Researchers say "that new techniques, like a way to make small genetic changes in plants using genome-editing, are blurring the distinction between genetic engineering and conventional plant breeding, making the existing regulatory system untenable," Andrew Pollack reports for The New York Times. They call "for a new system that pays more attention to the attributes of the crop, as opposed to the way in which it was created."
Calls for mandatory labeling "has steadily grown louder for mandatory labeling, as consumers and food advocates say they have a right to know what's in their food," Greg Trotter reports for the Chicago Tribune. "Meanwhile, many food companies have maintained such labeling would be misleading because there's nothing harmful about GMO ingredients."

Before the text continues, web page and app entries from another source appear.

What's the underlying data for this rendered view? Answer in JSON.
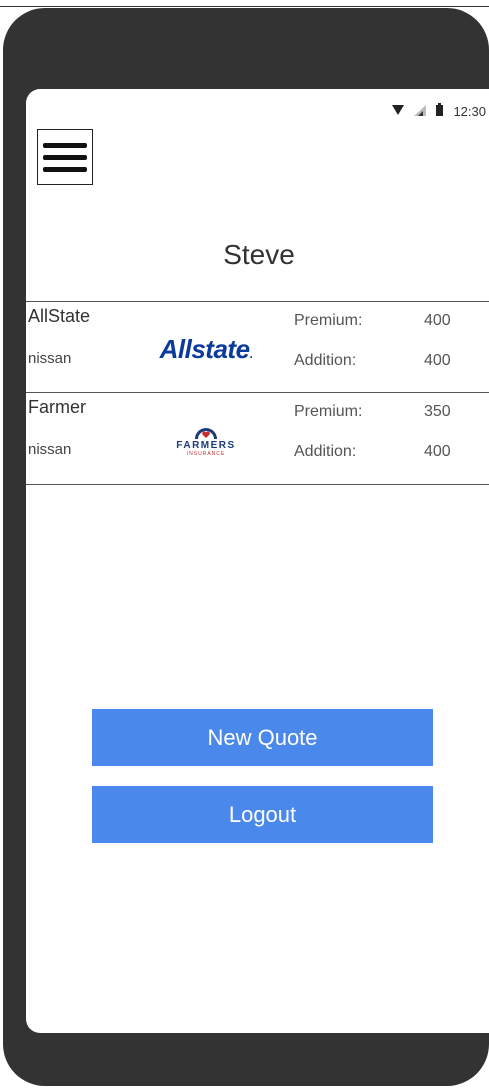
{
  "status_bar": {
    "time": "12:30",
    "icons": [
      "wifi-icon",
      "signal-icon",
      "battery-icon"
    ]
  },
  "header": {
    "menu_icon": "hamburger-menu-icon",
    "user_name": "Steve"
  },
  "quotes": [
    {
      "company": "AllState",
      "car": "nissan",
      "logo_text": "Allstate",
      "logo_suffix": ".",
      "premium_label": "Premium:",
      "premium": "400",
      "addition_label": "Addition:",
      "addition": "400"
    },
    {
      "company": "Farmer",
      "car": "nissan",
      "logo_text": "FARMERS",
      "logo_sub": "INSURANCE",
      "premium_label": "Premium:",
      "premium": "350",
      "addition_label": "Addition:",
      "addition": "400"
    }
  ],
  "actions": {
    "new_quote": "New Quote",
    "logout": "Logout"
  },
  "colors": {
    "button": "#4a88eb",
    "phone_frame": "#333333",
    "allstate_blue": "#0a3a9c",
    "farmers_blue": "#1b3a7a",
    "farmers_red": "#c52d2f"
  }
}
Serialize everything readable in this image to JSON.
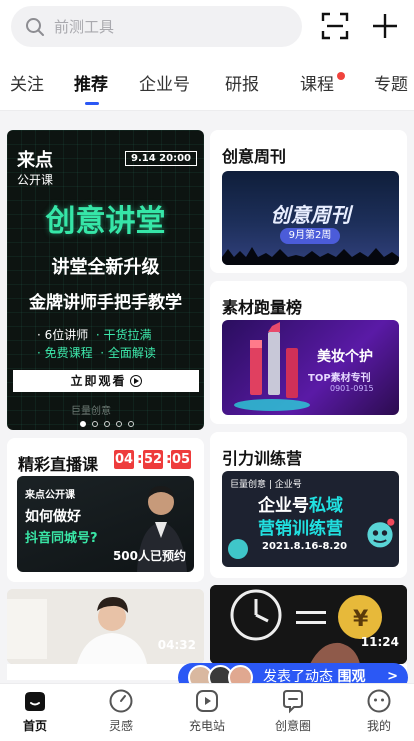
{
  "search": {
    "placeholder": "前测工具"
  },
  "tabs": [
    {
      "label": "关注"
    },
    {
      "label": "推荐"
    },
    {
      "label": "企业号"
    },
    {
      "label": "研报"
    },
    {
      "label": "课程"
    },
    {
      "label": "专题"
    }
  ],
  "banner": {
    "logo_line1": "来点",
    "logo_line2": "公开课",
    "date": "9.14 20:00",
    "headline": "创意讲堂",
    "line1": "讲堂全新升级",
    "line2": "金牌讲师手把手教学",
    "point1a": "· 6位讲师",
    "point1b": "· 干货拉满",
    "point2a": "· 免费课程",
    "point2b": "· 全面解读",
    "cta": "立即观看",
    "footer": "巨量创意",
    "slides": 5,
    "current_slide": 1
  },
  "cards": {
    "weekly": {
      "title": "创意周刊",
      "image_title": "创意周刊",
      "image_pill": "9月第2周"
    },
    "ranking": {
      "title": "素材跑量榜",
      "image_line1": "美妆个护",
      "image_line2": "TOP素材专刊",
      "image_line3": "0901-0915"
    },
    "camp": {
      "title": "引力训练营",
      "brand": "巨量创意 | 企业号",
      "image_line1a": "企业号",
      "image_line1b": "私域",
      "image_line2": "营销训练营",
      "image_dates": "2021.8.16-8.20"
    },
    "live": {
      "title": "精彩直播课",
      "timer": [
        "04",
        "52",
        "05"
      ],
      "logo": "来点公开课",
      "q1": "如何做好",
      "q2": "抖音同城号?",
      "count": "500人已预约"
    }
  },
  "videos": [
    {
      "duration": "04:32"
    },
    {
      "duration": "11:24"
    }
  ],
  "notification": {
    "text": "发表了动态",
    "action": "围观",
    "arrow": ">"
  },
  "nav": [
    {
      "label": "首页",
      "icon": "home-icon"
    },
    {
      "label": "灵感",
      "icon": "compass-icon"
    },
    {
      "label": "充电站",
      "icon": "play-icon"
    },
    {
      "label": "创意圈",
      "icon": "chat-icon"
    },
    {
      "label": "我的",
      "icon": "profile-icon"
    }
  ]
}
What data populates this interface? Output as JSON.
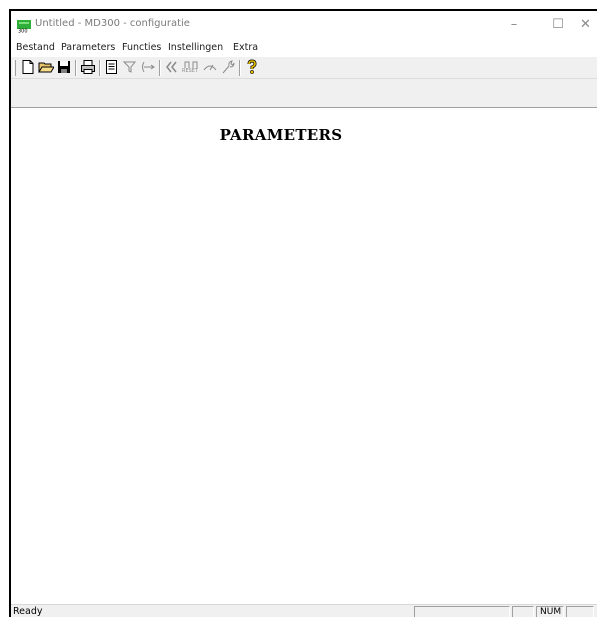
{
  "window": {
    "title": "Untitled - MD300 - configuratie",
    "minimize_glyph": "–",
    "maximize_glyph": "☐",
    "close_glyph": "✕"
  },
  "menu": {
    "items": [
      "Bestand",
      "Parameters",
      "Functies",
      "Instellingen",
      "Extra"
    ]
  },
  "toolbar": {
    "buttons": [
      "new-document-icon",
      "open-folder-icon",
      "save-icon",
      "print-icon",
      "preview-icon",
      "filter-icon",
      "connect-icon",
      "disconnect-icon",
      "reset-icon",
      "tune-icon",
      "wrench-icon",
      "help-icon"
    ],
    "reset_caption": "RESET"
  },
  "document": {
    "heading": "PARAMETERS"
  },
  "status": {
    "text": "Ready",
    "num_indicator": "NUM"
  },
  "colors": {
    "app_icon": "#2fae3a",
    "help_icon": "#e8c000"
  }
}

The report was widely criticized before it even came out, Seth Borenstein reports for The Associated Press. "Food & Water Watch criticized the National Academy as taking funding from biotechnology firms and using 'pro-GMO scientists' to write its reports. The report was funded by the Burroughs Wellcome Fund, the Gordon and Betty Moore Foundation, the New Venture Fund, the U.S. Department of Agriculture and the academy itself—none of which have direct connections to the agricultural biotechnology industry. It was peer reviewed by outside experts and committee members are vetted for financial conflicts of interests, said academy spokesman William Kearney."